Author: Dan Flores

Publisher: W. W. Norton & Company

ISBN: 9781324006176

Category: Science

Page: 478

View: 733

One of Kirkus Review's Best Nonfiction Books of 2022 A deep-time history of animals and humans in North America, by the best-selling and award-winning author of Coyote America. In 1908, near Folsom, New Mexico, a cowboy discovered the remains of a herd of extinct giant bison. By examining flint points embedded in the bones, archeologists later determined that a band of humans had killed and butchered the animals 12,450 years ago. This discovery vastly expanded America’s known human history but also revealed the long-standing danger Homo sapiens presented to the continent’s evolutionary richness. Distinguished author Dan Flores’s ambitious history chronicles the epoch in which humans and animals have coexisted in the “wild new world” of North America—a place shaped both by its own grand evolutionary forces and by momentous arrivals from Asia, Africa, and Europe. With portraits of iconic creatures such as mammoths, horses, wolves, and bison, Flores describes the evolution and historical ecology of North America like never before. The arrival of humans precipitated an extraordinary disruption of this teeming environment. Flores treats humans not as a species apart but as a new animal entering two continents that had never seen our likes before. He shows how our long past as carnivorous hunters helped us settle America, initially establishing a coast-to-coast culture that lasted longer than the present United States. But humanity’s success had devastating consequences for other creatures. In telling this epic story, Flores traces the origins of today’s “Sixth Extinction” to the spread of humans around the world; tracks the story of a hundred centuries of Native America; explains how Old World ideologies precipitated 400 years of market-driven slaughter that devastated so many ancient American species; and explores the decline and miraculous recovery of species in recent decades.
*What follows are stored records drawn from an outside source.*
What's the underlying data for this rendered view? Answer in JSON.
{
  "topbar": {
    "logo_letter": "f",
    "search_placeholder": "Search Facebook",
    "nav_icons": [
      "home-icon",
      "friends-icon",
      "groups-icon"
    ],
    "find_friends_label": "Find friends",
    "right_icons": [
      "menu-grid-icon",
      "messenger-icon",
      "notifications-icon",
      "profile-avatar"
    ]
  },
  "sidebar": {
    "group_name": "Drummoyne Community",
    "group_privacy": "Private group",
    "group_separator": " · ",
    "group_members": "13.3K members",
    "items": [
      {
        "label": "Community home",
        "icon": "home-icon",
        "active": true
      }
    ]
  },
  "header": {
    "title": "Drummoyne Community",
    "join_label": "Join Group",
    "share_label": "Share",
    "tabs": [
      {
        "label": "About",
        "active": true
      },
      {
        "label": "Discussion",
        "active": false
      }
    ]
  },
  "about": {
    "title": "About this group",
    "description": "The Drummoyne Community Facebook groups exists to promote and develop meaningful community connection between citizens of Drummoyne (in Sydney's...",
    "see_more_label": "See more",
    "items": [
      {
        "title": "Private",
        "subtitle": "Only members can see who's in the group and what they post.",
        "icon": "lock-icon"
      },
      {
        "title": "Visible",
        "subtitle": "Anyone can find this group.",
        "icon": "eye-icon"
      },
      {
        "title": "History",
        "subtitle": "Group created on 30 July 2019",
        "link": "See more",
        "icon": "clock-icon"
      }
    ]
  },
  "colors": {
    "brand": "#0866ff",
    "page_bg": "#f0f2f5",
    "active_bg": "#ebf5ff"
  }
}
In thrilling narrative style, informed by genomic science, evolutionary biology, and environmental history, Flores celebrates the astonishing bestiary that arose on our continent and introduces the complex human cultures and individuals who hastened its eradication, studied America’s animals, and moved heaven and earth to rescue them. Eons in scope and continental in scale, Wild New World is a sweeping yet intimate Big History of the animal-human story in America.
America's Ancient Forests

Author: Thomas M. Bonnicksen

Publisher: John Wiley & Sons

ISBN: 0471136220

Category: Nature

Page: 614

View: 817

At the time of European discovery, the ancient North Americanforests stretched across nearly half the continent. And while todaylittle remains of this past glory, efforts are underway to bringback some of the diverse ecosystems of that era. America's AncientForests: From the Ice Age to the Age of Discovery providesscientists and professionals with essential information for forestrestoration and conservation projects, while presenting acompelling and far-reaching account of how the North Americanlandscape has evolved over the past 18,000 years. The book weaves historical accounts and scientific knowledge into adynamic narrative about the ancient forests and the events thatshaped them. Divided into two major parts, it covers first theglaciers and forests of the Ice Age and the influences of nativepeoples, and then provides an in-depth look at these majesticforests through the eyes of the first European explorers. Changesin climate and elevation, the movement of trees northward, theassembly of modern forests, and qualities that all ancient forestsshared are also thoroughly examined. A special feature of this book is its self-contained introductionto the early history of Native American peoples and theirenvironment. The author draws on his roots in the Osage nation aswell as painstaking research through the historical record,offering a complete discussion of how the cultural practices ofhunting, agriculture, and fire helped form the ancient forests.